#### What the exercise asks:
Make an exact copy of all the data.

··········

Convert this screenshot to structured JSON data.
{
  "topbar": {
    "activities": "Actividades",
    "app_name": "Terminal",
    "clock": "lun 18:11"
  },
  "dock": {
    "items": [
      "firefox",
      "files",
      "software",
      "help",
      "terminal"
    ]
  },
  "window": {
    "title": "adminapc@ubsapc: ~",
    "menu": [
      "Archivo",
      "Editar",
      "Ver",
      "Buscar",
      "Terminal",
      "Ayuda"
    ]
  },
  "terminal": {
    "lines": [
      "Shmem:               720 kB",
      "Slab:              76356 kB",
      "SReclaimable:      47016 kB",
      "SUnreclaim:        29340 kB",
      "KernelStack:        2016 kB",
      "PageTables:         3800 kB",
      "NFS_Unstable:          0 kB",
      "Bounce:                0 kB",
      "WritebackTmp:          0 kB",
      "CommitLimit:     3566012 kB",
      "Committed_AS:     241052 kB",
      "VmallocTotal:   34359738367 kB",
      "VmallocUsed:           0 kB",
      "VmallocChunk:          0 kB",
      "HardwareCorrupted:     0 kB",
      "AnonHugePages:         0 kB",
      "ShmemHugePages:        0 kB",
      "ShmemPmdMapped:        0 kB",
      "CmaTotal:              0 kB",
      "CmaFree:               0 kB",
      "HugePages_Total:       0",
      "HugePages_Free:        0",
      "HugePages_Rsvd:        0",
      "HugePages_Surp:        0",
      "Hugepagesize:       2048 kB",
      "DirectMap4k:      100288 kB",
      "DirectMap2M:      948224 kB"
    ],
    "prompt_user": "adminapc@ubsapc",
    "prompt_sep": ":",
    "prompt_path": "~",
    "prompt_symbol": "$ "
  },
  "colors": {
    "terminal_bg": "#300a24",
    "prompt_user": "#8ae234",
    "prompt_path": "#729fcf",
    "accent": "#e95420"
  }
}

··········

#### Your solution:
Convert this screenshot to structured JSON data.
{
  "topbar": {
    "activities": "Actividades",
    "app_name": "Terminal",
    "clock": "lun 18:11"
  },
  "dock": {
    "items": [
      "firefox",
      "files",
      "software",
      "help",
      "terminal"
    ]
  },
  "window": {
    "title": "adminapc@ubsapc: ~",
    "menu": [
      "Archivo",
      "Editar",
      "Ver",
      "Buscar",
      "Terminal",
      "Ayuda"
    ]
  },
  "terminal": {
    "lines": [
      "Shmem:               720 kB",
      "Slab:              76356 kB",
      "SReclaimable:      47016 kB",
      "SUnreclaim:        29340 kB",
      "KernelStack:        2016 kB",
      "PageTables:         3800 kB",
      "NFS_Unstable:          0 kB",
      "Bounce:                0 kB",
      "WritebackTmp:          0 kB",
      "CommitLimit:     3566012 kB",
      "Committed_AS:     241052 kB",
      "VmallocTotal:   34359738367 kB",
      "VmallocUsed:           0 kB",
      "VmallocChunk:          0 kB",
      "HardwareCorrupted:     0 kB",
      "AnonHugePages:         0 kB",
      "ShmemHugePages:        0 kB",
      "ShmemPmdMapped:        0 kB",
      "CmaTotal:              0 kB",
      "CmaFree:               0 kB",
      "HugePages_Total:       0",
      "HugePages_Free:        0",
      "HugePages_Rsvd:        0",
      "HugePages_Surp:        0",
      "Hugepagesize:       2048 kB",
      "DirectMap4k:      100288 kB",
      "DirectMap2M:      948224 kB"
    ],
    "prompt_user": "adminapc@ubsapc",
    "prompt_sep": ":",
    "prompt_path": "~",
    "prompt_symbol": "$ "
  },
  "colors": {
    "terminal_bg": "#300a24",
    "prompt_user": "#8ae234",
    "prompt_path": "#729fcf",
    "accent": "#e95420"
  }
}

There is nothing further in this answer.